Breverton’s interpretations of Jasper’s character are limited to observations where he believes he has direct evidence – he contends that Jasper was of a conciliatory nature and encouraged Henry VII to seek reconciliation with the Yorkists rather than another round of blood-letting, citing the easy terms given by Jasper to the adherents of Francis Lovell’s rather lack-lustre rebellion in early 1486.

Jasper’s final years as Henry’s most trusted advisor (except for Margaret Beaufort) are covered – including his final military command – an expedition into France that ended with a peace treaty. He also acted as deputy for the infant Arthur, Prince of Wales in the Council of Wales, based at Ludlow.

I really enjoyed this book – the wealth of detail, the Welsh perspective – so little considered elsewhere – and, in good Welsh fashion the minutiae of familial relationships between the various men of Jasper’s affinity. I have only one negative comment – the book is long, and there is very frequent repetition of the same fact, even the same sentence over several pages.
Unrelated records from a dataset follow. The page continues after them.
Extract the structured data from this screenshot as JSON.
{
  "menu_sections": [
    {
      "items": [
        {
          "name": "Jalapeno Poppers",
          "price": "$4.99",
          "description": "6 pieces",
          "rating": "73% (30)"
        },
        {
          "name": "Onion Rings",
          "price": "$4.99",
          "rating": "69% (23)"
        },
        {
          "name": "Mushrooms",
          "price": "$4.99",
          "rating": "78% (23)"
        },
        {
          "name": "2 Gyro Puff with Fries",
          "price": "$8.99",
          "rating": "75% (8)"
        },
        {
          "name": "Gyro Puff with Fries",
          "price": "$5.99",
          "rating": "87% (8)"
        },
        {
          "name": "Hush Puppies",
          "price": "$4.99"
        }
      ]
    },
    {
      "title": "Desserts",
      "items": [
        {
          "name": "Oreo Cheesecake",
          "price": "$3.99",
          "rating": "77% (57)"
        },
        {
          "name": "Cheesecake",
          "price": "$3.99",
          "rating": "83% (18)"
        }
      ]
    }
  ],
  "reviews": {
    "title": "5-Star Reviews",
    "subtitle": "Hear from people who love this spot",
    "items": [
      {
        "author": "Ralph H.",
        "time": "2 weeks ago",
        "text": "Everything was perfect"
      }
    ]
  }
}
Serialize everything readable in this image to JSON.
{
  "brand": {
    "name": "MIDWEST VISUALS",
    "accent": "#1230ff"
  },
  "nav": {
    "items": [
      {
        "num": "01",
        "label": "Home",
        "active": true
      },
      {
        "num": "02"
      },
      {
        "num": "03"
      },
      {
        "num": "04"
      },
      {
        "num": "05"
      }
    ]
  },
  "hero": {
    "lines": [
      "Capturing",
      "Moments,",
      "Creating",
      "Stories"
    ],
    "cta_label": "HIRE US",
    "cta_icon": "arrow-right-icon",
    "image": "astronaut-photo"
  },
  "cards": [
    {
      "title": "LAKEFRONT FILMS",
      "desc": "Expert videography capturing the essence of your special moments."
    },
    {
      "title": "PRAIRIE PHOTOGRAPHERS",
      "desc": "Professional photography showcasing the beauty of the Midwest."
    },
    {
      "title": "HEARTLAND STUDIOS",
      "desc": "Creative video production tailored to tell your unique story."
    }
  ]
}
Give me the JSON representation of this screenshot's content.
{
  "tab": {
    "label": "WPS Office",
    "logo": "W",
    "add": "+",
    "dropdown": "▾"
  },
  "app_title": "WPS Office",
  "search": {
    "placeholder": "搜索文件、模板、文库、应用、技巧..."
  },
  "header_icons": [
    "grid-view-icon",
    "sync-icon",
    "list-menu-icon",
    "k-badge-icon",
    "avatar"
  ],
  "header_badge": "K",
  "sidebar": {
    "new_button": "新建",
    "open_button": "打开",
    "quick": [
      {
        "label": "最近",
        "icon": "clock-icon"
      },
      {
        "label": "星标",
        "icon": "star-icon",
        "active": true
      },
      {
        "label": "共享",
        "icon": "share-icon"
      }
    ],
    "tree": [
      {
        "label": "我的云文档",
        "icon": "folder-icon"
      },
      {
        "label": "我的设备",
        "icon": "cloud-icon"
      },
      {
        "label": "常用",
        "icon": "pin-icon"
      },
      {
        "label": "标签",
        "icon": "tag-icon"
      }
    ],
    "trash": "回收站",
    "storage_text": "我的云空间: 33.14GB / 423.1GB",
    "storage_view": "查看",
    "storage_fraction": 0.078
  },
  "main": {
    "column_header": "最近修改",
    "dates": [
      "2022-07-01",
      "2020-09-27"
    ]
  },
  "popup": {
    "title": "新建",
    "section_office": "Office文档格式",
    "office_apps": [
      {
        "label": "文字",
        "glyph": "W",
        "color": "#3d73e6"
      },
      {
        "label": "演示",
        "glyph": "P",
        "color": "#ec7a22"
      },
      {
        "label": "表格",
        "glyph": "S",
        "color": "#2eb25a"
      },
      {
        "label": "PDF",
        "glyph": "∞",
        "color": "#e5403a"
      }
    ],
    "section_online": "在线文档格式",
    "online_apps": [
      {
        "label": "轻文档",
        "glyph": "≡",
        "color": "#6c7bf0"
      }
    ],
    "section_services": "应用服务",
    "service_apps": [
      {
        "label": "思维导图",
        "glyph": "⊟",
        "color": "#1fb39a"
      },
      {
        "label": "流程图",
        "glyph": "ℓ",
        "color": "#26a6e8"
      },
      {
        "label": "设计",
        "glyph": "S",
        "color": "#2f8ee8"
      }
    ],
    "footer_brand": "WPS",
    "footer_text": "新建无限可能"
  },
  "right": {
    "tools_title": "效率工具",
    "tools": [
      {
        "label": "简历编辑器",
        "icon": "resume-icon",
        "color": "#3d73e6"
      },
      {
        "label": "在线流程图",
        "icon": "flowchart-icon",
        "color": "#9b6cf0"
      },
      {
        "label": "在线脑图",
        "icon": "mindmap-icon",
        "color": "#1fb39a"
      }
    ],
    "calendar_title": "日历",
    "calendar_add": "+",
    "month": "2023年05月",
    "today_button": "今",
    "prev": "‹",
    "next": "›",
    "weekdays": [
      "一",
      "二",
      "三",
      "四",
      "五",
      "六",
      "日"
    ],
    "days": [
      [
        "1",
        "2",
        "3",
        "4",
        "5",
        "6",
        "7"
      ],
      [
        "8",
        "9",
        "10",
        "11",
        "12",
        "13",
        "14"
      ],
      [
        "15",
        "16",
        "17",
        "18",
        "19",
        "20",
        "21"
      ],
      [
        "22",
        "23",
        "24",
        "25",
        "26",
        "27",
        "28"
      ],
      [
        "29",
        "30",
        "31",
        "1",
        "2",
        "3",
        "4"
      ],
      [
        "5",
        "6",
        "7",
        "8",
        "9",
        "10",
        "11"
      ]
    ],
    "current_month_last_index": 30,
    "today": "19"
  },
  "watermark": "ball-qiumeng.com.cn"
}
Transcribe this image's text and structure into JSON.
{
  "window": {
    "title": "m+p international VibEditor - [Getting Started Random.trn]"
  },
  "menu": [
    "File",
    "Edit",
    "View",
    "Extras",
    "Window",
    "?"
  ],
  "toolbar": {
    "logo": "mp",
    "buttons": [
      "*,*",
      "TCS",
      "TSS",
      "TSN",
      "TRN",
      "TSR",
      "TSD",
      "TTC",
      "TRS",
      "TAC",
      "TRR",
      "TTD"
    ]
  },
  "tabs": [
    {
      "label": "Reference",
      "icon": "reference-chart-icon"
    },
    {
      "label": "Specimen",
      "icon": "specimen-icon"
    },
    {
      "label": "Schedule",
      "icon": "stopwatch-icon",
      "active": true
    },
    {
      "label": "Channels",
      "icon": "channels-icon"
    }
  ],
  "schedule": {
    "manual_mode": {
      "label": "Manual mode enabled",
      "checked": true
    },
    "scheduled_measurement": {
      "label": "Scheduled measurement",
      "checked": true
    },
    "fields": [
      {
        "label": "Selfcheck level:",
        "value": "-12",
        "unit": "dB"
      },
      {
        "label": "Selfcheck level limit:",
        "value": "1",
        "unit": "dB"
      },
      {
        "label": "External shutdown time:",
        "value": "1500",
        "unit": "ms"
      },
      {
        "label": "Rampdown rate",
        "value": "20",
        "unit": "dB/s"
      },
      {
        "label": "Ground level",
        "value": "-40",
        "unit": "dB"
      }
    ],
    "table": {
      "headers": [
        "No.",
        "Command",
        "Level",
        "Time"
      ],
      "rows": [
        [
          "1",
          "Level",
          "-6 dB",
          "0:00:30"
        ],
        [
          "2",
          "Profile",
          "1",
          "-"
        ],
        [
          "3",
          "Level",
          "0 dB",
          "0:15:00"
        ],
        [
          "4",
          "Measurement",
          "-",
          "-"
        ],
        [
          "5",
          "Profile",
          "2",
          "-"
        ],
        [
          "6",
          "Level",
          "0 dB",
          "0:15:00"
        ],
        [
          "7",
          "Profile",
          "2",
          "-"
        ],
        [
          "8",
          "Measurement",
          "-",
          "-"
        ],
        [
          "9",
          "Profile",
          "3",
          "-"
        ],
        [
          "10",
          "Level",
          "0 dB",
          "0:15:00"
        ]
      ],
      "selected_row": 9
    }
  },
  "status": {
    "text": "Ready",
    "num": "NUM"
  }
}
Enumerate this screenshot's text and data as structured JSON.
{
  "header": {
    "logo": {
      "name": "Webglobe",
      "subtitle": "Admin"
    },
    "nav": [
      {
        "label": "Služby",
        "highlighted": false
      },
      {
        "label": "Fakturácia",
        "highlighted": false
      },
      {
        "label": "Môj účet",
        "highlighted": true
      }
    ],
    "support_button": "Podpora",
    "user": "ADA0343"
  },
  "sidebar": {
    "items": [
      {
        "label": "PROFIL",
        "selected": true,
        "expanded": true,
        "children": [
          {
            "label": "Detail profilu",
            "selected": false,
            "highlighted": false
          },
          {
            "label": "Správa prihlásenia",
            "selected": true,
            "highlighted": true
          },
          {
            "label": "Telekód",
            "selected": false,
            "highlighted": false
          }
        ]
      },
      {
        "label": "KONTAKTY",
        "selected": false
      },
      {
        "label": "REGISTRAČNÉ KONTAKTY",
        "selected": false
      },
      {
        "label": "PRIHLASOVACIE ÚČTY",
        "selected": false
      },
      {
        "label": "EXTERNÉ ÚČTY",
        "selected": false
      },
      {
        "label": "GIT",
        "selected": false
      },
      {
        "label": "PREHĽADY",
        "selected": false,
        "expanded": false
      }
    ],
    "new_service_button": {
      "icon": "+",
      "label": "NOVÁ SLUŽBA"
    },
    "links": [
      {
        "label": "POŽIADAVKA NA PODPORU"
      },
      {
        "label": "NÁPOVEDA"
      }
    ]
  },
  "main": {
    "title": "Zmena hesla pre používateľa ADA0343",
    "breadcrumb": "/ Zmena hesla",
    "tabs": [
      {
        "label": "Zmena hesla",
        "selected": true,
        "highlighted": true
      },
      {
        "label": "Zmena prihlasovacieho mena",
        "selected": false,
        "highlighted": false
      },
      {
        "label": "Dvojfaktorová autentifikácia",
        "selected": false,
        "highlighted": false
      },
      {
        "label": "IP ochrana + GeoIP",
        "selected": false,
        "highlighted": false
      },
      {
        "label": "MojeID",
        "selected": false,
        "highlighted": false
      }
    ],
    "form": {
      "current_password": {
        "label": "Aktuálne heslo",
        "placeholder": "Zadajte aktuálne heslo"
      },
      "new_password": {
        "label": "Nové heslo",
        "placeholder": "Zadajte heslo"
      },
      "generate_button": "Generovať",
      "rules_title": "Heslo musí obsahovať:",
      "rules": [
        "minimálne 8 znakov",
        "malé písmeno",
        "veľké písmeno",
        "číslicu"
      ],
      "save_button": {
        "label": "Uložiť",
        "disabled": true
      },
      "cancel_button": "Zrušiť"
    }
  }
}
A good edit would remove these annoyances, and make the narrative flow more tightly.

Tudor Times received a review copy of this book from the publisher.

This article is part of a Profile on Jasper Tudor available in paperback and kindle format from Amazon.

Listen to our interview with Renaissance English History Podcast on Jasper Tudor here.